— TASK DESCRIPTION —
Give back the data below exactly as it was given.

— EXTRACTED INFORMATION —
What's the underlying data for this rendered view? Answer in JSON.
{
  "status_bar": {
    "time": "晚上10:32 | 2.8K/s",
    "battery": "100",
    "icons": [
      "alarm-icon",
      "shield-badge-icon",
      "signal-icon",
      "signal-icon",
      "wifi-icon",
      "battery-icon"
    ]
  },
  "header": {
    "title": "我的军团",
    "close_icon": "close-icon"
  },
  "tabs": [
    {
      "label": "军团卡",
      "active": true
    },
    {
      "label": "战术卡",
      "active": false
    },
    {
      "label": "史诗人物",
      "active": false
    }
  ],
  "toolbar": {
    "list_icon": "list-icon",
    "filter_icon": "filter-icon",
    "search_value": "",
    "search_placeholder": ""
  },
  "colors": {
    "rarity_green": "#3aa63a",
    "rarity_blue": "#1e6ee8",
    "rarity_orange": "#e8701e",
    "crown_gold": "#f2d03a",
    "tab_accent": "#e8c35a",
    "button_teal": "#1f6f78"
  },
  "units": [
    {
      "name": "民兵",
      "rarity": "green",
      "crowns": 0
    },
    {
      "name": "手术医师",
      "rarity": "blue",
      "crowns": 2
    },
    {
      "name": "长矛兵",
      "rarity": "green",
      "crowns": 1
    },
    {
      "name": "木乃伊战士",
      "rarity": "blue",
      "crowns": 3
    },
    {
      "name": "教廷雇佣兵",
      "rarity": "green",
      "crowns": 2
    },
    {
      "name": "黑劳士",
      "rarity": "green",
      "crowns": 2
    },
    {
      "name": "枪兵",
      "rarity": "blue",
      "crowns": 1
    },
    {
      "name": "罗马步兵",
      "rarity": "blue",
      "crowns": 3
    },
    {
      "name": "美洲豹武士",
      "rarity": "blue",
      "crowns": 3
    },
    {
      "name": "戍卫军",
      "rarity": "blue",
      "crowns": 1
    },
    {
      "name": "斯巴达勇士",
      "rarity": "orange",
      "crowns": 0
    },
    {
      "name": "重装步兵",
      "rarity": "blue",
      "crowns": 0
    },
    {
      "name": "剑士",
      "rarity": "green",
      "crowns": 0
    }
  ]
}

— WRITTEN SOLUTION —
What's the underlying data for this rendered view? Answer in JSON.
{
  "status_bar": {
    "time": "晚上10:32 | 2.8K/s",
    "battery": "100",
    "icons": [
      "alarm-icon",
      "shield-badge-icon",
      "signal-icon",
      "signal-icon",
      "wifi-icon",
      "battery-icon"
    ]
  },
  "header": {
    "title": "我的军团",
    "close_icon": "close-icon"
  },
  "tabs": [
    {
      "label": "军团卡",
      "active": true
    },
    {
      "label": "战术卡",
      "active": false
    },
    {
      "label": "史诗人物",
      "active": false
    }
  ],
  "toolbar": {
    "list_icon": "list-icon",
    "filter_icon": "filter-icon",
    "search_value": "",
    "search_placeholder": ""
  },
  "colors": {
    "rarity_green": "#3aa63a",
    "rarity_blue": "#1e6ee8",
    "rarity_orange": "#e8701e",
    "crown_gold": "#f2d03a",
    "tab_accent": "#e8c35a",
    "button_teal": "#1f6f78"
  },
  "units": [
    {
      "name": "民兵",
      "rarity": "green",
      "crowns": 0
    },
    {
      "name": "手术医师",
      "rarity": "blue",
      "crowns": 2
    },
    {
      "name": "长矛兵",
      "rarity": "green",
      "crowns": 1
    },
    {
      "name": "木乃伊战士",
      "rarity": "blue",
      "crowns": 3
    },
    {
      "name": "教廷雇佣兵",
      "rarity": "green",
      "crowns": 2
    },
    {
      "name": "黑劳士",
      "rarity": "green",
      "crowns": 2
    },
    {
      "name": "枪兵",
      "rarity": "blue",
      "crowns": 1
    },
    {
      "name": "罗马步兵",
      "rarity": "blue",
      "crowns": 3
    },
    {
      "name": "美洲豹武士",
      "rarity": "blue",
      "crowns": 3
    },
    {
      "name": "戍卫军",
      "rarity": "blue",
      "crowns": 1
    },
    {
      "name": "斯巴达勇士",
      "rarity": "orange",
      "crowns": 0
    },
    {
      "name": "重装步兵",
      "rarity": "blue",
      "crowns": 0
    },
    {
      "name": "剑士",
      "rarity": "green",
      "crowns": 0
    }
  ]
}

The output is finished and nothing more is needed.